Don’t ya just love that name? It says it all. Why the ABB Lignite Vision 21 Transmission Study? The opening paragraph, linked above, DOH! says:

The SW MN 345kV line was the part that’s running east to west on the lower part of that yellow map, from Split Rock sub to Lakefield Junction. Some claimed it was an “It’s for WIND!” line, but that’s a lie, just read that ABB study again. The powerflows showed that it wasn’t to carry energy off of Buffalo Ridge, there was just 213-302 MVA coming off Buffalo Ridge into the over 2,000 MVA capacity line:

How stupid do they think we are? Well, money talked, and that money ruled the day. That SW MN 345kV line and the TRANSLink Settlement Agreement and 2005 Transmission Omnibus Bill from Hell (and changes to Minn. Stat. 117.189) laid the groundwork to bring us $2+ BILLION of CapX 2020:

And then the MISO MVP 17 project portfolio, now over $6 BILLION:

And then they have the audacity to suggest we need MORE transmission?
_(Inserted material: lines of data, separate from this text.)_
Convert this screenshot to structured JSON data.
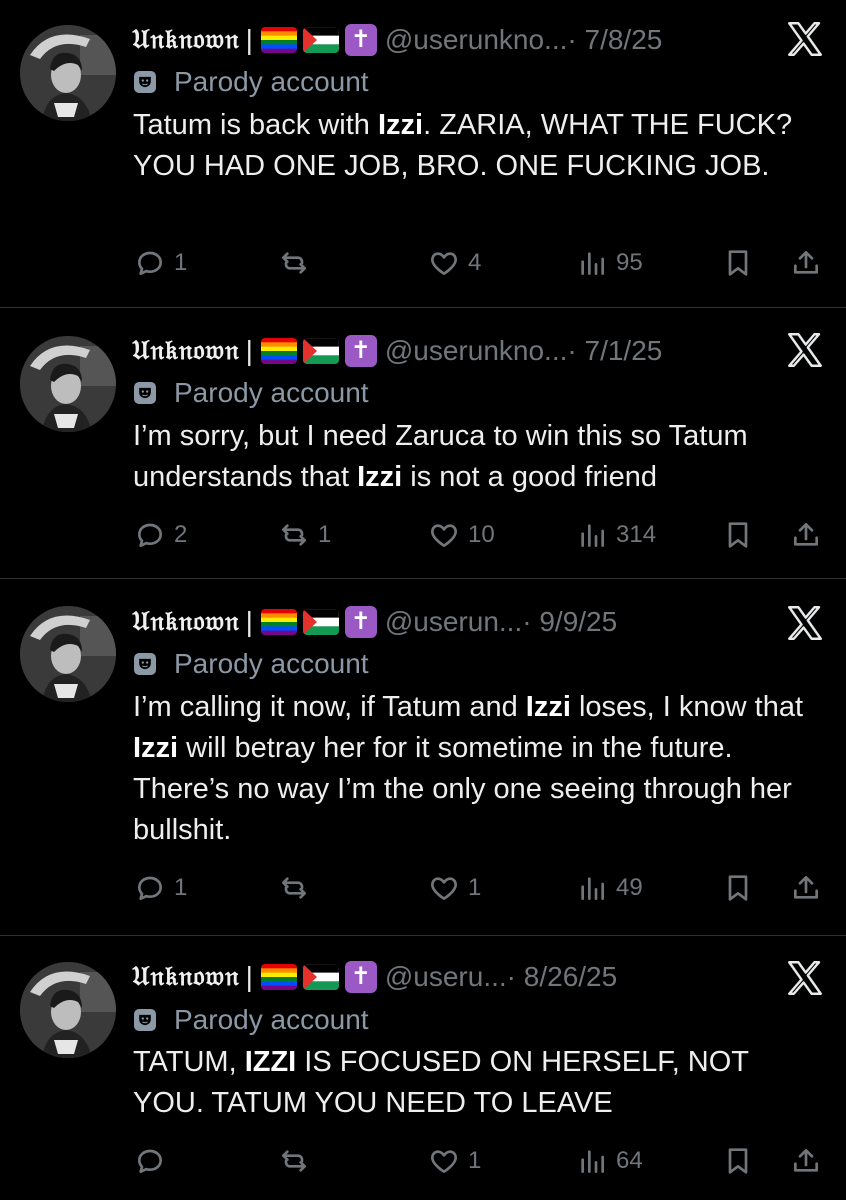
{
  "tweets": [
    {
      "name": "𝔘𝔫𝔨𝔫𝔬𝔴𝔫",
      "separator": "|",
      "handle": "@userunkno...",
      "date": "· 7/8/25",
      "parody_label": "Parody account",
      "body_parts": [
        "Tatum is back with ",
        "Izzi",
        ". ZARIA, WHAT THE FUCK? YOU HAD ONE JOB, BRO. ONE FUCKING JOB."
      ],
      "replies": "1",
      "reposts": "",
      "likes": "4",
      "views": "95"
    },
    {
      "name": "𝔘𝔫𝔨𝔫𝔬𝔴𝔫",
      "separator": "|",
      "handle": "@userunkno...",
      "date": "· 7/1/25",
      "parody_label": "Parody account",
      "body_parts": [
        "I’m sorry, but I need Zaruca to win this so Tatum understands that ",
        "Izzi",
        " is not a good friend"
      ],
      "replies": "2",
      "reposts": "1",
      "likes": "10",
      "views": "314"
    },
    {
      "name": "𝔘𝔫𝔨𝔫𝔬𝔴𝔫",
      "separator": "|",
      "handle": "@userun...",
      "date": "· 9/9/25",
      "parody_label": "Parody account",
      "body_parts": [
        "I’m calling it now, if Tatum and ",
        "Izzi",
        " loses, I know that ",
        "Izzi",
        " will betray her for it sometime in the future. There’s no way I’m the only one seeing through her bullshit."
      ],
      "replies": "1",
      "reposts": "",
      "likes": "1",
      "views": "49"
    },
    {
      "name": "𝔘𝔫𝔨𝔫𝔬𝔴𝔫",
      "separator": "|",
      "handle": "@useru...",
      "date": "· 8/26/25",
      "parody_label": "Parody account",
      "body_parts": [
        "TATUM, ",
        "IZZI",
        " IS FOCUSED ON HERSELF, NOT YOU. TATUM YOU NEED TO LEAVE"
      ],
      "replies": "",
      "reposts": "",
      "likes": "1",
      "views": "64"
    }
  ],
  "icons": {
    "flags": [
      "rainbow-flag-icon",
      "palestine-flag-icon"
    ],
    "cross": "latin-cross-icon",
    "cross_glyph": "✝",
    "parody": "performing-arts-mask-icon",
    "brand": "x-logo-icon",
    "actions": [
      "reply-icon",
      "repost-icon",
      "like-icon",
      "views-icon",
      "bookmark-icon",
      "share-icon"
    ]
  },
  "colors": {
    "background": "#000000",
    "text": "#e7e9ea",
    "muted": "#71767b",
    "cross_badge": "#9b59c5",
    "divider": "#2f3336"
  }
}
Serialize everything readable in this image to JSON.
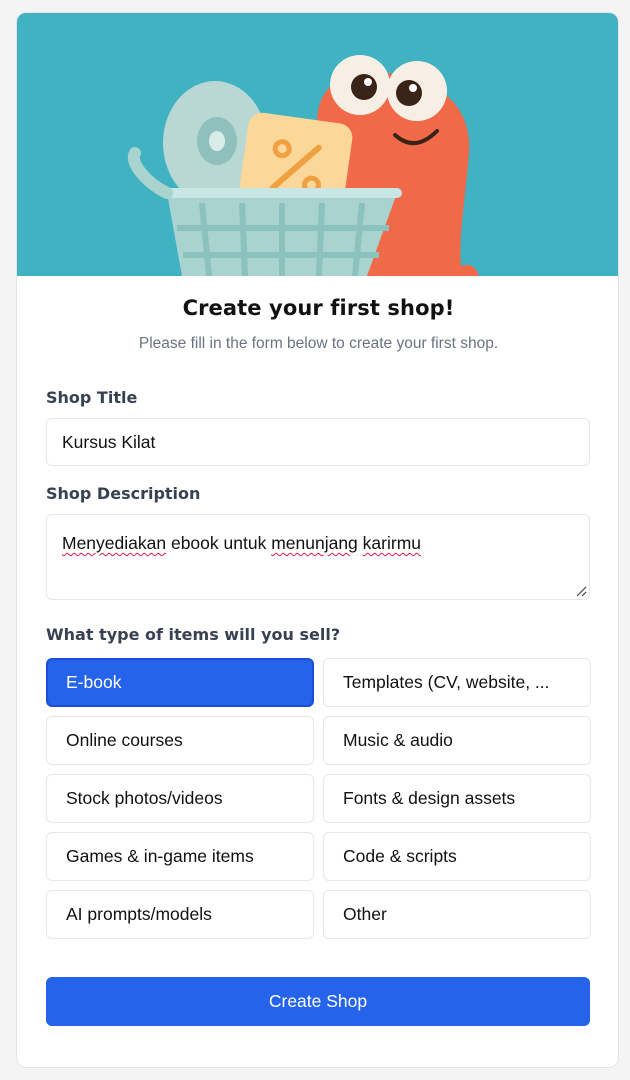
{
  "header": {
    "title": "Create your first shop!",
    "subtitle": "Please fill in the form below to create your first shop."
  },
  "form": {
    "shop_title": {
      "label": "Shop Title",
      "value": "Kursus Kilat"
    },
    "shop_description": {
      "label": "Shop Description",
      "value_parts": [
        "Menyediakan",
        " ebook untuk ",
        "menunjang",
        " ",
        "karirmu"
      ]
    },
    "item_types": {
      "label": "What type of items will you sell?",
      "options": [
        {
          "label": "E-book",
          "selected": true
        },
        {
          "label": "Templates (CV, website, ...",
          "selected": false
        },
        {
          "label": "Online courses",
          "selected": false
        },
        {
          "label": "Music & audio",
          "selected": false
        },
        {
          "label": "Stock photos/videos",
          "selected": false
        },
        {
          "label": "Fonts & design assets",
          "selected": false
        },
        {
          "label": "Games & in-game items",
          "selected": false
        },
        {
          "label": "Code & scripts",
          "selected": false
        },
        {
          "label": "AI prompts/models",
          "selected": false
        },
        {
          "label": "Other",
          "selected": false
        }
      ]
    },
    "submit_label": "Create Shop"
  },
  "colors": {
    "hero_background": "#40b2c1",
    "primary": "#2563eb",
    "mascot": "#f06a4a"
  },
  "icons": {
    "hero_illustration": "shopping-cart-mascot-illustration"
  }
}
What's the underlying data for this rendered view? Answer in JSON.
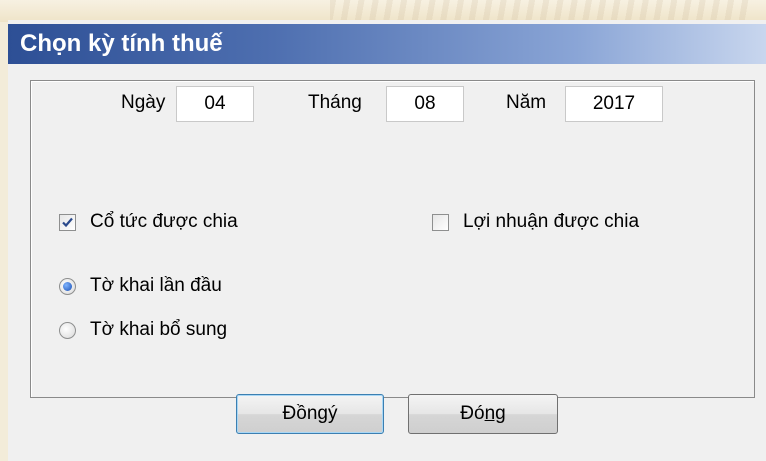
{
  "dialog": {
    "title": "Chọn kỳ tính thuế",
    "date": {
      "day_label": "Ngày",
      "day_value": "04",
      "month_label": "Tháng",
      "month_value": "08",
      "year_label": "Năm",
      "year_value": "2017"
    },
    "checkboxes": [
      {
        "label": "Cổ tức được chia",
        "checked": true
      },
      {
        "label": "Lợi nhuận được chia",
        "checked": false
      }
    ],
    "radios": [
      {
        "label": "Tờ khai lần đầu",
        "selected": true
      },
      {
        "label": "Tờ khai bổ sung",
        "selected": false
      }
    ],
    "buttons": {
      "ok_label_prefix": "Đồn",
      "ok_label_mnemonic": "g",
      "ok_label_suffix": " ý",
      "close_label_prefix": "Đó",
      "close_label_mnemonic": "ng",
      "close_label_suffix": ""
    }
  },
  "colors": {
    "title_start": "#2d4f95",
    "title_end": "#c8d6ee",
    "default_button_border": "#3c7fb1",
    "radio_dot": "#1a4fb3"
  }
}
Upper Midwest utilities to study transmission grid in light of ambitious carbon reduction goals

CapX 2050 Vision Study

So please explain how selling coal generated electricity on the MISO market is consistent with carbon reduction goals?

What a crock…


The Chamber’s theory: When under siege without a valid argument, start tossing around labels!

Project No Project: The Story of NIMBY

It’s weird, they’re missing a lot, missing a lot of states, a lot of projects, and it’s odd the ones they’re picking.

Minnesota Projects

Wisconsin Projects

Delaware Projects – NONE

Maryland Projects – NONE

New Jersey Projects – NONE

When the Chamber stick their ham-handed hocks in, that tells me they’re worried they’re represented interests aren’t going to get their way!

The US Chamber sure has changed a lot since Bob Jacobsen worked for them…